* What you should do *
Can the data below be set down again exactly, line for line?

* Given data *
┌────────
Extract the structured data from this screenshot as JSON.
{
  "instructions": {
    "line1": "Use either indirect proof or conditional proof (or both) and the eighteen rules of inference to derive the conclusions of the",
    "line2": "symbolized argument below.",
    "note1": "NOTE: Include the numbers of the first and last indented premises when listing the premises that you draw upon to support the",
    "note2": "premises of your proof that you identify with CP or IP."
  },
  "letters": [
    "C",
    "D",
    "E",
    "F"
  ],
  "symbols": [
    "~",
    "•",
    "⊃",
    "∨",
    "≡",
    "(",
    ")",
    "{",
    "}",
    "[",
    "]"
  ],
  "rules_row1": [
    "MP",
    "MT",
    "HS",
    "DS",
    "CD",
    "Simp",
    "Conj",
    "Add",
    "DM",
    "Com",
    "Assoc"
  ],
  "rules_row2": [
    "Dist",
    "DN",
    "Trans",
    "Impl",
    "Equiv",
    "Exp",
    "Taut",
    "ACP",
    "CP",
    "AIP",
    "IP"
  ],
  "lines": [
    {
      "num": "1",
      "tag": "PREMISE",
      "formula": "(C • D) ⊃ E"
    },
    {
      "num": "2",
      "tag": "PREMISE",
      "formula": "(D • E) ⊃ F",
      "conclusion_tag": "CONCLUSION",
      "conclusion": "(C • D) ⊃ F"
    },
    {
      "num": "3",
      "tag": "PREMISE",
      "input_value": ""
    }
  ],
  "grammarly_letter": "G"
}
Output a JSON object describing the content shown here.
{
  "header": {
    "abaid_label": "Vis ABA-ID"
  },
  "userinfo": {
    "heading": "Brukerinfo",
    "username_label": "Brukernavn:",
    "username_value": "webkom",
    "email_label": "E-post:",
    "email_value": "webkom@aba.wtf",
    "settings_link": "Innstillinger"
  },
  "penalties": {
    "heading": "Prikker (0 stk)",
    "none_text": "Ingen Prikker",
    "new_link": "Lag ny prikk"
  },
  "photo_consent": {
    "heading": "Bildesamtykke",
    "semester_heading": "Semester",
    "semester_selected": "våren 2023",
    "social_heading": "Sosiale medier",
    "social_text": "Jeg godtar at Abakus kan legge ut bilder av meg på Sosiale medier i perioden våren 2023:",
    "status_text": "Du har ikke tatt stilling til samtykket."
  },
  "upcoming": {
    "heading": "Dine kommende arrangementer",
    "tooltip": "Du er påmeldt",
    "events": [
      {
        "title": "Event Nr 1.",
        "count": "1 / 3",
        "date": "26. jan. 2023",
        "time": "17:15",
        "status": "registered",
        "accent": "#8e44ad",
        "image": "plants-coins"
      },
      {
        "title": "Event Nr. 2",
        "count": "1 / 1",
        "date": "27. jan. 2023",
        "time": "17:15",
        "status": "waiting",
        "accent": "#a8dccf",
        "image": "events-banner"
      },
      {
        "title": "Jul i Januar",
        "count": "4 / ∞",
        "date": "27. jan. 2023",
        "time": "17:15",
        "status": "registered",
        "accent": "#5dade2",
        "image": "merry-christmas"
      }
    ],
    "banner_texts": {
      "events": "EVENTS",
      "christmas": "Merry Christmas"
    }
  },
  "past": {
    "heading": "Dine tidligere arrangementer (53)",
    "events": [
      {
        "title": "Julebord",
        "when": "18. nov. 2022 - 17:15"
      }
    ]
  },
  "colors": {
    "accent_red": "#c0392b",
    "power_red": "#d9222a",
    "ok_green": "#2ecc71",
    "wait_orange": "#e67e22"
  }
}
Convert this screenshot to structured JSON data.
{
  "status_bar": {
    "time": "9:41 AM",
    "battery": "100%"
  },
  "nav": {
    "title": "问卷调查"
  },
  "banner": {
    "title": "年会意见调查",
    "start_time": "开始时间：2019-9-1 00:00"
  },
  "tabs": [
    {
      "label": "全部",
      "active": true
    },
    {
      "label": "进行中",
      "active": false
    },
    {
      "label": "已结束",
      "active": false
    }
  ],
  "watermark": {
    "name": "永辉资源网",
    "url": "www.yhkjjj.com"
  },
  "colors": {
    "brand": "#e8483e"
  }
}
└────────
* Task solution *
Extract the structured data from this screenshot as JSON.
{
  "instructions": {
    "line1": "Use either indirect proof or conditional proof (or both) and the eighteen rules of inference to derive the conclusions of the",
    "line2": "symbolized argument below.",
    "note1": "NOTE: Include the numbers of the first and last indented premises when listing the premises that you draw upon to support the",
    "note2": "premises of your proof that you identify with CP or IP."
  },
  "letters": [
    "C",
    "D",
    "E",
    "F"
  ],
  "symbols": [
    "~",
    "•",
    "⊃",
    "∨",
    "≡",
    "(",
    ")",
    "{",
    "}",
    "[",
    "]"
  ],
  "rules_row1": [
    "MP",
    "MT",
    "HS",
    "DS",
    "CD",
    "Simp",
    "Conj",
    "Add",
    "DM",
    "Com",
    "Assoc"
  ],
  "rules_row2": [
    "Dist",
    "DN",
    "Trans",
    "Impl",
    "Equiv",
    "Exp",
    "Taut",
    "ACP",
    "CP",
    "AIP",
    "IP"
  ],
  "lines": [
    {
      "num": "1",
      "tag": "PREMISE",
      "formula": "(C • D) ⊃ E"
    },
    {
      "num": "2",
      "tag": "PREMISE",
      "formula": "(D • E) ⊃ F",
      "conclusion_tag": "CONCLUSION",
      "conclusion": "(C • D) ⊃ F"
    },
    {
      "num": "3",
      "tag": "PREMISE",
      "input_value": ""
    }
  ],
  "grammarly_letter": "G"
}
Output a JSON object describing the content shown here.
{
  "header": {
    "abaid_label": "Vis ABA-ID"
  },
  "userinfo": {
    "heading": "Brukerinfo",
    "username_label": "Brukernavn:",
    "username_value": "webkom",
    "email_label": "E-post:",
    "email_value": "webkom@aba.wtf",
    "settings_link": "Innstillinger"
  },
  "penalties": {
    "heading": "Prikker (0 stk)",
    "none_text": "Ingen Prikker",
    "new_link": "Lag ny prikk"
  },
  "photo_consent": {
    "heading": "Bildesamtykke",
    "semester_heading": "Semester",
    "semester_selected": "våren 2023",
    "social_heading": "Sosiale medier",
    "social_text": "Jeg godtar at Abakus kan legge ut bilder av meg på Sosiale medier i perioden våren 2023:",
    "status_text": "Du har ikke tatt stilling til samtykket."
  },
  "upcoming": {
    "heading": "Dine kommende arrangementer",
    "tooltip": "Du er påmeldt",
    "events": [
      {
        "title": "Event Nr 1.",
        "count": "1 / 3",
        "date": "26. jan. 2023",
        "time": "17:15",
        "status": "registered",
        "accent": "#8e44ad",
        "image": "plants-coins"
      },
      {
        "title": "Event Nr. 2",
        "count": "1 / 1",
        "date": "27. jan. 2023",
        "time": "17:15",
        "status": "waiting",
        "accent": "#a8dccf",
        "image": "events-banner"
      },
      {
        "title": "Jul i Januar",
        "count": "4 / ∞",
        "date": "27. jan. 2023",
        "time": "17:15",
        "status": "registered",
        "accent": "#5dade2",
        "image": "merry-christmas"
      }
    ],
    "banner_texts": {
      "events": "EVENTS",
      "christmas": "Merry Christmas"
    }
  },
  "past": {
    "heading": "Dine tidligere arrangementer (53)",
    "events": [
      {
        "title": "Julebord",
        "when": "18. nov. 2022 - 17:15"
      }
    ]
  },
  "colors": {
    "accent_red": "#c0392b",
    "power_red": "#d9222a",
    "ok_green": "#2ecc71",
    "wait_orange": "#e67e22"
  }
}
Convert this screenshot to structured JSON data.
{
  "status_bar": {
    "time": "9:41 AM",
    "battery": "100%"
  },
  "nav": {
    "title": "问卷调查"
  },
  "banner": {
    "title": "年会意见调查",
    "start_time": "开始时间：2019-9-1 00:00"
  },
  "tabs": [
    {
      "label": "全部",
      "active": true
    },
    {
      "label": "进行中",
      "active": false
    },
    {
      "label": "已结束",
      "active": false
    }
  ],
  "watermark": {
    "name": "永辉资源网",
    "url": "www.yhkjjj.com"
  },
  "colors": {
    "brand": "#e8483e"
  }
}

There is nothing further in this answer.